This probably isn’t an “I learned a thing” post, but more of a “I did a thing, check it out” post.

The latest crop of SDR transceivers have intrigued me. A little over 20 years ago, I built a TenTec 30m CW radio. Never got it to fully cooperate, because I think one of the coils was wound wrong. I always hated winding coils. About 10 years ago, the SoftRock series of SDR interfaces by KB9YIG came out (still available here). These were cool because they used your sound card as the ADC. Many before me had figured out that the (80m?) softrock could be modified to operate at 455 kHz, and then connected to the IF output of many radios. I got some help from a filter specialist at work to modify mine, and it worked great. I have a post about one of these investigations.

More recently, I thought the idea of a small, portable, HF rig was cool – especially for vacations or even outings with the boy scouts. The 706 and a car battery is a pain in the neck…. I could do so much more with a smaller setup. I had my eye on the uBitX because they looked adaptable, portable, and modifiable. The radio itself wasn’t terribly expensive, but then there were displays, software (free) cases, tuners, interfaces, modifications…. a whole lot of “other” stuff i would have to acquire. I was still up for it…
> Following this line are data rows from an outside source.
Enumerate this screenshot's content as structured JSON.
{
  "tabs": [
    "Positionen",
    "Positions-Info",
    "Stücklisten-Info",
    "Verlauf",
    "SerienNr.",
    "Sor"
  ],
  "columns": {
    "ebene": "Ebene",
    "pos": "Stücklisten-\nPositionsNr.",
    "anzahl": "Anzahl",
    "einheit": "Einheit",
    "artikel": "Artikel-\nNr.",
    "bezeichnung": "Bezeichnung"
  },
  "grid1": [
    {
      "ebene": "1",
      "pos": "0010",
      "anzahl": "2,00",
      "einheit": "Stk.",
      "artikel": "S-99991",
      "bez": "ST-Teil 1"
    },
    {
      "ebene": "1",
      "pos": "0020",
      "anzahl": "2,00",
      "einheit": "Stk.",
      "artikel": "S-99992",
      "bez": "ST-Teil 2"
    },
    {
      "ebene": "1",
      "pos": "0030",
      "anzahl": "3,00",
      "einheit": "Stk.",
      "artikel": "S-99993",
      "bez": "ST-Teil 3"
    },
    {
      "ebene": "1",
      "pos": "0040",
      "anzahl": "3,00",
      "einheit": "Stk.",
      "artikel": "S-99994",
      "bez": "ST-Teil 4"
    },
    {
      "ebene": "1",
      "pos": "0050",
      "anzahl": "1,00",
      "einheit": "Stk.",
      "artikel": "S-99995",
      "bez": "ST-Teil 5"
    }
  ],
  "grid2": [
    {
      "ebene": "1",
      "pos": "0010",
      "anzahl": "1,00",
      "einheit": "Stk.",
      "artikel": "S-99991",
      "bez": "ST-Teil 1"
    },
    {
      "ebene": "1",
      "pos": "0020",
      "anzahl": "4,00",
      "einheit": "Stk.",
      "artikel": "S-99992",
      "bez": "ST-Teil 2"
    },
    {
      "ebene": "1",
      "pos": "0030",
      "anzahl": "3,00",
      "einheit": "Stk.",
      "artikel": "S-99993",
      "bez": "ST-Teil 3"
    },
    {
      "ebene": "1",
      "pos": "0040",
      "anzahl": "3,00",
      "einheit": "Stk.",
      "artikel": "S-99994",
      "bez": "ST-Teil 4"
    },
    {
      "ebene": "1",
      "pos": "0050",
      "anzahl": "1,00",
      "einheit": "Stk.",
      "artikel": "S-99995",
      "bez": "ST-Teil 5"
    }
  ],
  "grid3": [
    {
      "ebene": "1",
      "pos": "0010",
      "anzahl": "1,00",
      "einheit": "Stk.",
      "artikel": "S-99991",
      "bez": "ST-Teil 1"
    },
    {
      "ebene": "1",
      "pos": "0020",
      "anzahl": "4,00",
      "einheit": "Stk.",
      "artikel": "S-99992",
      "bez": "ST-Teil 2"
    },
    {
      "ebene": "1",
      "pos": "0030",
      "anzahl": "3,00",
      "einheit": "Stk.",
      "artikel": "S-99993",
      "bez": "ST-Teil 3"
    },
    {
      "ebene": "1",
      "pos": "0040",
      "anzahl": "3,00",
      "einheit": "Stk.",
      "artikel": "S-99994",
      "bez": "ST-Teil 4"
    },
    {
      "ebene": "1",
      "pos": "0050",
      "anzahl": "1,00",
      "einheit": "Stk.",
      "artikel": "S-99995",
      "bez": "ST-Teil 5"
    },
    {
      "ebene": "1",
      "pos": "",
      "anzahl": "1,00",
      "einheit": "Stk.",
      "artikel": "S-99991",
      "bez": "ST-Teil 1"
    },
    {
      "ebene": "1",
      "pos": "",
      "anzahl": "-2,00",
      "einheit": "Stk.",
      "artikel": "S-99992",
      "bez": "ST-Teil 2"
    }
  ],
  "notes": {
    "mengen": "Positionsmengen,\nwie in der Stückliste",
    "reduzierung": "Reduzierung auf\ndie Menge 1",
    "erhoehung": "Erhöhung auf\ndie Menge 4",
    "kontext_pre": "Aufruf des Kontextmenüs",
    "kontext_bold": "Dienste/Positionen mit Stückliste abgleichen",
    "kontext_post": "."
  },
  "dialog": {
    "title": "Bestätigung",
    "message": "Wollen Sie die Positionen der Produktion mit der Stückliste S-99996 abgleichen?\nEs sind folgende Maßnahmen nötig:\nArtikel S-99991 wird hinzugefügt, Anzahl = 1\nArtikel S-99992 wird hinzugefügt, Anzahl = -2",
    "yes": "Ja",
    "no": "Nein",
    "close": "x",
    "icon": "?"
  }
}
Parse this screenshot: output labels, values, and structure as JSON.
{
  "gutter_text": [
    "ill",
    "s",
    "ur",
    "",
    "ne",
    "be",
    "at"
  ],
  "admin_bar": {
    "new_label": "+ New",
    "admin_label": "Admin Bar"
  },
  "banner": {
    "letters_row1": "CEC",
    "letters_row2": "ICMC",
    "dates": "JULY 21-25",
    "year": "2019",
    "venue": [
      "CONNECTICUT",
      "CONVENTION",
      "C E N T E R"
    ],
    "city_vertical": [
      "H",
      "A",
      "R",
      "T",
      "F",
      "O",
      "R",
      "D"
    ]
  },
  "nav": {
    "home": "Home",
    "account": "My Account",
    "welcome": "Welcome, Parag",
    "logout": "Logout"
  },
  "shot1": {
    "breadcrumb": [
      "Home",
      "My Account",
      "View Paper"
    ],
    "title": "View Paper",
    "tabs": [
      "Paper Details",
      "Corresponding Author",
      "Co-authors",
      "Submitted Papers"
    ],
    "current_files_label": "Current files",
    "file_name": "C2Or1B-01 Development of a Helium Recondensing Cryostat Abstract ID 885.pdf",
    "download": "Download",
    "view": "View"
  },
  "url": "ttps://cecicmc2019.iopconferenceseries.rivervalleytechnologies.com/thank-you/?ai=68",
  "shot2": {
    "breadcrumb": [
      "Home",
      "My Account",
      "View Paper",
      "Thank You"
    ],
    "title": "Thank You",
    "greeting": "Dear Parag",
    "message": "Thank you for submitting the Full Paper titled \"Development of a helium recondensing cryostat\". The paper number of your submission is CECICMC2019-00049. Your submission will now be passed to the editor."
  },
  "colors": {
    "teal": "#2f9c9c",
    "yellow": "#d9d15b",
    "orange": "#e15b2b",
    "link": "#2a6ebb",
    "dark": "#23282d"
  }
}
And then the Xiegu x6100 came out. It looked a lot like a *cough* Icom 705 – and truth be told, I was seriously looking at the 705, except for one problem. The 705 cost twice as much, and the only advantage, as I saw it, was a touch screen and D-star on UHF and VHF. Neither of those was worth over $500 to me. So I started shopping for deals on a 6100. As luck would have it, I picked one up for $550 at the local hamfest with minimal use.

The next challenge was how to carry the radio and accessories when I went anywhere. I happened ot have a small pelican case from something I had taken apart, and it would fit the radio, but just barely. A bit too tight for my tastes, and would not fit everything I needed to operate for any length of time.

A trip to Harbor Freight for a new tow strap also yielded an Apache 2800 series case.

I picked the orange one just so it stands out form some of my other transit cases. I started with the pick and pluck foam and quickly realized that, well, it sucks. It started coming apart where i didn’t want it to, and i didn’t want to cover it with glue. I was fortunate to score some expanded PVC foam sheets from a friend. I found that 3 layers of the ePVC foam were just a bit taller than the original 2 layers of PnP foam.

I stated toying with the idea of how i could get everything I wanted in the case. I knew the basics of what I wanted:

  • Microphone
  • USB Cable(s) (note, added a USB-C hub, as well)
  • DC Power Cables
  • Antenna (EFHW on a PCB based un-un)
  • AC charging wall wart
  • RF Adaptors
  • small dummy load
  • (space for expansion)

With 3 layers of foam, I came up with the idea of having several “pallets” within the case, with a rigid base on each, where I could have the foam form-cut for each of the things I wanted in the case. After a little more tinkering, I decided that cordoning off one part of the case as storage for the radio would be best, and then the pallets could stack next to it.

View of the case when the lid is opened
View of the multiple pallets – and I still have space for more accessories!

So far, I’ve been impressed with what I can get in this case – I’m planning on taking it on business travel with me, if i have any longer trips (2 days isn’t enough to be worthwhile, but 2 weeks might be).

For the time being, I settled on an EFHW antenna because it seemed the simplest to set up in a park or campsite. I bought a PCB with un-un installed on it, and 75 feet of wire with a kevlar strand in it for strength. I then put a ring terminal on either end, and then measured from one end, and put ring terminals at each of the recommended lenghts for the 10, 12, 15, 17, 20, 30, and 40m amateur bands. While 75 feet isn’t enough for 80m at resonance, it might do OK with the internal tuner on the radio. I suspect 20m will be the band I use the most, anyway. The idea I had was that I can simply unspool as much wire as i need for the band I want to operate, and just connect the right ring terminal to the screw on the PCB. The “80m” (75′ of wire) ring terminal is connected to the screw by default, so, in theory, that section of wire is more or less shorted out, and shouldn’t have a huge impact on antenna performance.


As of now, I also have some coax stashed in the box, and I’ll probably pack an extra wire, and longer coax cables when I do finally use this thing, just in case…. and at that point, I’ll probably have more to add to this post!